Downy mildew (Pseudoperonospora cubensis) can also occur on pumpkins. You can identify downy mildew by angular yellow marks on the leaves that merge and turn brown over time, resulting in poor photosynthesis. The airborne spores are highly transmissible and can affect nearby plants, leading to a reduction or complete loss of fruits. Downy mildew is most prevalent during periods of high humidity and leaf wetness. Increasing air circulation and avoiding the foliage when watering can help prevent downy mildew from taking hold. If you identify downy mildew on your pumpkins, the only option is to dig up and dispose of the plants, as there are no treatments available for home growers.
Tip: fertilising your pumpkin plants can help maintain plant health and encourage a healthy harvest. A liquid tomato food is great for fertilising pumpkins, as it can be easily applied when watering. Our Plantura Liquid Tomato Food contains the key nutrients nitrogen, phosphorus and potassium that are necessary for healthy growth and fruit production.
- Perfect for tomatoes & other vegetables
- Liquid fertiliser for healthy plant growth & an abundant harvest
- Quick & easy application - child & pet friendly
Grey mould (Botrytis) is a fungal disease that affects many plants including pumpkins.

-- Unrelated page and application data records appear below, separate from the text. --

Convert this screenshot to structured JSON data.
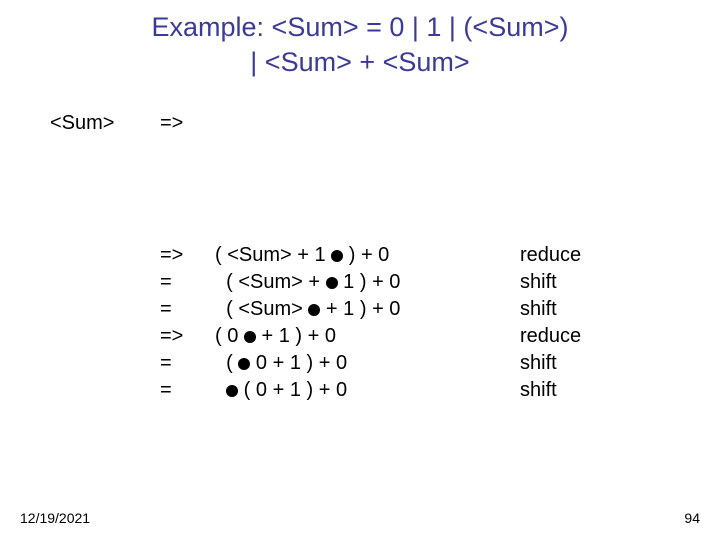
{
  "title_line1": "Example: <Sum> = 0 | 1 | (<Sum>)",
  "title_line2": "| <Sum> + <Sum>",
  "top_row": {
    "lhs": "<Sum>",
    "arrow": "=>",
    "expr": "",
    "action": ""
  },
  "rows": [
    {
      "arrow": "=>",
      "expr_pre": "( <Sum> + 1 ",
      "expr_post": " ) + 0",
      "action": "reduce"
    },
    {
      "arrow": "=",
      "expr_pre": "  ( <Sum> + ",
      "expr_post": " 1 ) + 0",
      "action": "shift"
    },
    {
      "arrow": "=",
      "expr_pre": "  ( <Sum> ",
      "expr_post": " + 1 ) + 0",
      "action": "shift"
    },
    {
      "arrow": "=>",
      "expr_pre": "( 0 ",
      "expr_post": " + 1 ) + 0",
      "action": "reduce"
    },
    {
      "arrow": "=",
      "expr_pre": "  ( ",
      "expr_post": " 0 + 1 ) + 0",
      "action": "shift"
    },
    {
      "arrow": "=",
      "expr_pre": "  ",
      "expr_post": " ( 0 + 1 ) + 0",
      "action": "shift"
    }
  ],
  "footer": {
    "date": "12/19/2021",
    "page": "94"
  }
}
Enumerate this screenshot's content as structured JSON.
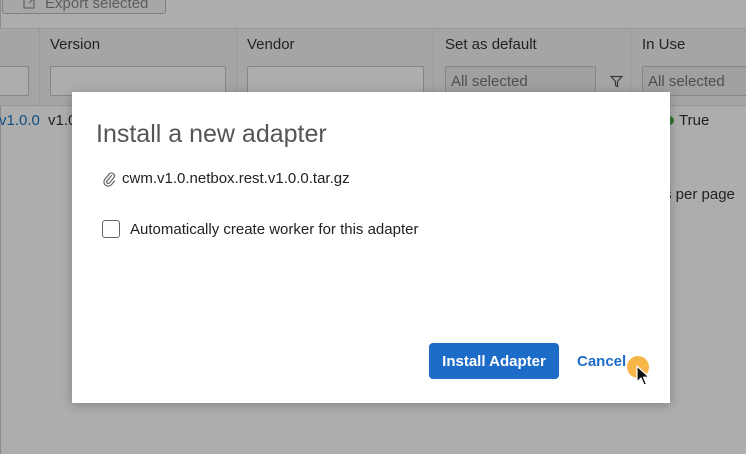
{
  "toolbar": {
    "export_label": "Export selected"
  },
  "table": {
    "columns": [
      {
        "title": "Version"
      },
      {
        "title": "Vendor"
      },
      {
        "title": "Set as default",
        "filter_placeholder": "All selected"
      },
      {
        "title": "In Use",
        "filter_placeholder": "All selected"
      }
    ],
    "row": {
      "name_fragment": "v1.0.0",
      "version_fragment": "v1.0",
      "in_use": "True"
    },
    "pagination_label": "s per page"
  },
  "modal": {
    "title": "Install a new adapter",
    "file_name": "cwm.v1.0.netbox.rest.v1.0.0.tar.gz",
    "checkbox_label": "Automatically create worker for this adapter",
    "primary_button": "Install Adapter",
    "cancel_button": "Cancel"
  },
  "colors": {
    "accent": "#1d6cc8",
    "status_true": "#4caf50",
    "cursor_highlight": "#f5aa28"
  },
  "icons": {
    "export": "export-icon",
    "filter": "funnel-icon",
    "attachment": "paperclip-icon",
    "cursor": "mouse-pointer-icon"
  }
}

Identifiable by brown or grey furry mould that develops on the plant, it enters the plant at wounds and can also affect plants under stress. As with powdery mildew, preventative measures which include good plant hygiene can help prevent grey mould on pumpkins. If you spot grey mould, cutting away the infected parts and increasing air circulation wherever possible can help treat it. Along with this, clearing up any dead plant material from the soil can help prevent it from recurring.
Young pumpkin plants can be especially vulnerable to slug and snail (Gastropoda) damage. Control measures include picking slugs and snails off by hand, installing barriers and encouraging predatory wildlife into your garden. Only planting out healthy and vigorous pumpkin plants that can withstand some potential damage can also prove successful. For more tips and tricks on protecting your pumpkin plants from snails and slugs, check out our article on how to get rid of slugs and snails.
Tip: practising a 3 to 4 year crop rotation not only helps enhance the soil’s fertility and structure but prevents a build-up of any potential soil-borne diseases.
As well as being delicious, pumpkins are highly nutritional and have many health benefits. Pumpkins are rich in vitamins C and E and can support immune health and protect against infections. They also contain high levels of beta carotene, which is an antioxidant that supports eye health. Along with this, pumpkins are high in fibre, which is necessary for a healthy digestive system.
In addition to the flesh, the health benefits of pumpkin seeds are also widely recognised. Packets of pumpkin seeds are easy to buy at the supermarket and make a delicious healthy snack and can add some crunch to salads. Pumpkin seeds, which are abundant in iron, magnesium and potassium, are said to help support healthy heart function and even reduce inflammation.
Pumpkins are well suited to our climate and are easy and fun to grow at home. Learn all about growing your own pumpkins in our expert article.